§ Your goal
Using the data below, show every line where the word "yjlA" occurs.

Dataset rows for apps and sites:

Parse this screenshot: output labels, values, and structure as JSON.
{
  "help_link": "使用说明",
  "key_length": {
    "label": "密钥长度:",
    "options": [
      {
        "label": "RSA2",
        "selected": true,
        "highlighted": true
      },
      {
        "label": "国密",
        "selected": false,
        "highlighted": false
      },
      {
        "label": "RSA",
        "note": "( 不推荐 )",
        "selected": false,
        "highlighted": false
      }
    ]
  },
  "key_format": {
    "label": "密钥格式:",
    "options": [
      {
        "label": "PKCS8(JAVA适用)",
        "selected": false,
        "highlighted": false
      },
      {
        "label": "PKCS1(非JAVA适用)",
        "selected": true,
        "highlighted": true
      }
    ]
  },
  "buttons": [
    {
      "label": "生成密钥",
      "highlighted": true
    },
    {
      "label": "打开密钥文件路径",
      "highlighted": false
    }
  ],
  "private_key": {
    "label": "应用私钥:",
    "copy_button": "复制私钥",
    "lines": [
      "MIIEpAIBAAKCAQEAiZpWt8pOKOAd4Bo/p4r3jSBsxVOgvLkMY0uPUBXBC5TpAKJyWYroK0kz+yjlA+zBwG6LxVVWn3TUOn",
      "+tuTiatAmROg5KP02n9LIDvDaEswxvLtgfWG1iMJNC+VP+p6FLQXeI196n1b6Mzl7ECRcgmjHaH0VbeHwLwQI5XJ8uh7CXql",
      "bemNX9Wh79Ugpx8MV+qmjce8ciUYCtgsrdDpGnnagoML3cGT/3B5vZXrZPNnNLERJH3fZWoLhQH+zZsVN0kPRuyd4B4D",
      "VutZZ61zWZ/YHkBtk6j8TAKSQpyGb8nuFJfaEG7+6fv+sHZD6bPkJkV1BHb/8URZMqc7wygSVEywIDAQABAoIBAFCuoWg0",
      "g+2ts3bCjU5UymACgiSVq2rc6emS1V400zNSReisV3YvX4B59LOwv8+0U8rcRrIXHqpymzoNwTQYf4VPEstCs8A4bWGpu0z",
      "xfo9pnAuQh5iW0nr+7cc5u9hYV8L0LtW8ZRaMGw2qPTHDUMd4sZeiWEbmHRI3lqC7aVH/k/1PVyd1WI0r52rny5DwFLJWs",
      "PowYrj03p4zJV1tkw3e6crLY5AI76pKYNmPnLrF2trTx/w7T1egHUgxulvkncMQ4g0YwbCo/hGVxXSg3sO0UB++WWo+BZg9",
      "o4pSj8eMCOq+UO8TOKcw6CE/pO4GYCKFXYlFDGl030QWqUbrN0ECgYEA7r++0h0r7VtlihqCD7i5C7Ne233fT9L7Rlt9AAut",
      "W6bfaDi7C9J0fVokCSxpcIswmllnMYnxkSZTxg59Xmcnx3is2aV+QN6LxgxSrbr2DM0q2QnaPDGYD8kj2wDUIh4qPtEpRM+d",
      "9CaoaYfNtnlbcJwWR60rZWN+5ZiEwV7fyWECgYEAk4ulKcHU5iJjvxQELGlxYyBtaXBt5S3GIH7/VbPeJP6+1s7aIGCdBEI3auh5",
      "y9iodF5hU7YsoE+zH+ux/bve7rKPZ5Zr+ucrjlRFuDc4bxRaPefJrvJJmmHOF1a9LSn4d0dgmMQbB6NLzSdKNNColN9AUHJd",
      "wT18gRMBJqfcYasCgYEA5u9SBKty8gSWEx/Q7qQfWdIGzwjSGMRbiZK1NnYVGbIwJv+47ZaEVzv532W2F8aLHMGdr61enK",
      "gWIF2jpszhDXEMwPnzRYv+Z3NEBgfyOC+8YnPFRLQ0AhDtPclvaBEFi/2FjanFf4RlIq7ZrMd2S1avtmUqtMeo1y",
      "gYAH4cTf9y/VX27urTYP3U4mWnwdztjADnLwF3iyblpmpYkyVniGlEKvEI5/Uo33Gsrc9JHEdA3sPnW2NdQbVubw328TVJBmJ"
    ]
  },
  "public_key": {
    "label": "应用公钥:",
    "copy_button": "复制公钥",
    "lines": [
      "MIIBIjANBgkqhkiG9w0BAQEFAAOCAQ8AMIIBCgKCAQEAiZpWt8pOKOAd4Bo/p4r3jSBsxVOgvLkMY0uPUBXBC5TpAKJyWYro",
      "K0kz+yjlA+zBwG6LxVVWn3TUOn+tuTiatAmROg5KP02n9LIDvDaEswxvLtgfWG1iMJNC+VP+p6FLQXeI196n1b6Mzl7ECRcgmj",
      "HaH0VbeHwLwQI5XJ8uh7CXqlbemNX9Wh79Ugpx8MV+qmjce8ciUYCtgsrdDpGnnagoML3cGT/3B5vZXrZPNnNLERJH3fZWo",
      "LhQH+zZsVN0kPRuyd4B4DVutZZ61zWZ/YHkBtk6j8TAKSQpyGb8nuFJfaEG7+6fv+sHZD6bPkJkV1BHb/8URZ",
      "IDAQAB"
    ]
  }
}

§ Exercise solution
      "MIIEpAIBAAKCAQEAiZpWt8pOKOAd4Bo/p4r3jSBsxVOgvLkMY0uPUBXBC5TpAKJyWYroK0kz+yjlA+zBwG6LxVVWn3TUOn",
      "K0kz+yjlA+zBwG6LxVVWn3TUOn+tuTiatAmROg5KP02n9LIDvDaEswxvLtgfWG1iMJNC+VP+p6FLQXeI196n1b6Mzl7ECRcgmj",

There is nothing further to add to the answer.